▶ **Data shown**
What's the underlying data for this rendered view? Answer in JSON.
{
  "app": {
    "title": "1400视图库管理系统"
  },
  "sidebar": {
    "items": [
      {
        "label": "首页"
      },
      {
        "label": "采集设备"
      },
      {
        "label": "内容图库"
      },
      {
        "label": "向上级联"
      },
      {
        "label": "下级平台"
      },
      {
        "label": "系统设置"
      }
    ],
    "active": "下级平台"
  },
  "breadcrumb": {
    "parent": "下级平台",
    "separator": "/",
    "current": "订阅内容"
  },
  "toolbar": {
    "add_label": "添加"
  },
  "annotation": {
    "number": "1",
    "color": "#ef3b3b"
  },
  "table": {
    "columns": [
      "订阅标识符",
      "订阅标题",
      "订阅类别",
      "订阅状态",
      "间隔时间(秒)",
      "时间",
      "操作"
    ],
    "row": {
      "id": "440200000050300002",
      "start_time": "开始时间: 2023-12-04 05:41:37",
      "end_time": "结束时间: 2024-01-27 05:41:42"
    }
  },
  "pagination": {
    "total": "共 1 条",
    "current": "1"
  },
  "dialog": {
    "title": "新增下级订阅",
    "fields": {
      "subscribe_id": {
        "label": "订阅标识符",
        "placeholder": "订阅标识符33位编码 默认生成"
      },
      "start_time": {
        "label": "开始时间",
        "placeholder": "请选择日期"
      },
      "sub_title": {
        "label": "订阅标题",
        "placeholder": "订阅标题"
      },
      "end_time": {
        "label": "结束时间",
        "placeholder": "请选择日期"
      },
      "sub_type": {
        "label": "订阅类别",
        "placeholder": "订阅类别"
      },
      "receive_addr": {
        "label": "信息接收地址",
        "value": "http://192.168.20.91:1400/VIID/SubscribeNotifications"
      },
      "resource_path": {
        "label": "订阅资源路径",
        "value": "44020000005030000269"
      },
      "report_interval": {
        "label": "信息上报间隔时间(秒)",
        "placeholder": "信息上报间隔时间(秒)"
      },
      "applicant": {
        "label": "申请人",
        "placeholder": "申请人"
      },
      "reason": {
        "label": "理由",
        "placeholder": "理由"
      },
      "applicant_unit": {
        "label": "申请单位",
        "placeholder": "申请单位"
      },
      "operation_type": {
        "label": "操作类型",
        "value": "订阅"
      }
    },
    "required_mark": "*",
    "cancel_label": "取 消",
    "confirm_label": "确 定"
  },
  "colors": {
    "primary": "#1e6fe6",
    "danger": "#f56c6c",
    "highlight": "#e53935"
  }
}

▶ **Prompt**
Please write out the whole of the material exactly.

▶ **Exercise solution**
What's the underlying data for this rendered view? Answer in JSON.
{
  "app": {
    "title": "1400视图库管理系统"
  },
  "sidebar": {
    "items": [
      {
        "label": "首页"
      },
      {
        "label": "采集设备"
      },
      {
        "label": "内容图库"
      },
      {
        "label": "向上级联"
      },
      {
        "label": "下级平台"
      },
      {
        "label": "系统设置"
      }
    ],
    "active": "下级平台"
  },
  "breadcrumb": {
    "parent": "下级平台",
    "separator": "/",
    "current": "订阅内容"
  },
  "toolbar": {
    "add_label": "添加"
  },
  "annotation": {
    "number": "1",
    "color": "#ef3b3b"
  },
  "table": {
    "columns": [
      "订阅标识符",
      "订阅标题",
      "订阅类别",
      "订阅状态",
      "间隔时间(秒)",
      "时间",
      "操作"
    ],
    "row": {
      "id": "440200000050300002",
      "start_time": "开始时间: 2023-12-04 05:41:37",
      "end_time": "结束时间: 2024-01-27 05:41:42"
    }
  },
  "pagination": {
    "total": "共 1 条",
    "current": "1"
  },
  "dialog": {
    "title": "新增下级订阅",
    "fields": {
      "subscribe_id": {
        "label": "订阅标识符",
        "placeholder": "订阅标识符33位编码 默认生成"
      },
      "start_time": {
        "label": "开始时间",
        "placeholder": "请选择日期"
      },
      "sub_title": {
        "label": "订阅标题",
        "placeholder": "订阅标题"
      },
      "end_time": {
        "label": "结束时间",
        "placeholder": "请选择日期"
      },
      "sub_type": {
        "label": "订阅类别",
        "placeholder": "订阅类别"
      },
      "receive_addr": {
        "label": "信息接收地址",
        "value": "http://192.168.20.91:1400/VIID/SubscribeNotifications"
      },
      "resource_path": {
        "label": "订阅资源路径",
        "value": "44020000005030000269"
      },
      "report_interval": {
        "label": "信息上报间隔时间(秒)",
        "placeholder": "信息上报间隔时间(秒)"
      },
      "applicant": {
        "label": "申请人",
        "placeholder": "申请人"
      },
      "reason": {
        "label": "理由",
        "placeholder": "理由"
      },
      "applicant_unit": {
        "label": "申请单位",
        "placeholder": "申请单位"
      },
      "operation_type": {
        "label": "操作类型",
        "value": "订阅"
      }
    },
    "required_mark": "*",
    "cancel_label": "取 消",
    "confirm_label": "确 定"
  },
  "colors": {
    "primary": "#1e6fe6",
    "danger": "#f56c6c",
    "highlight": "#e53935"
  }
}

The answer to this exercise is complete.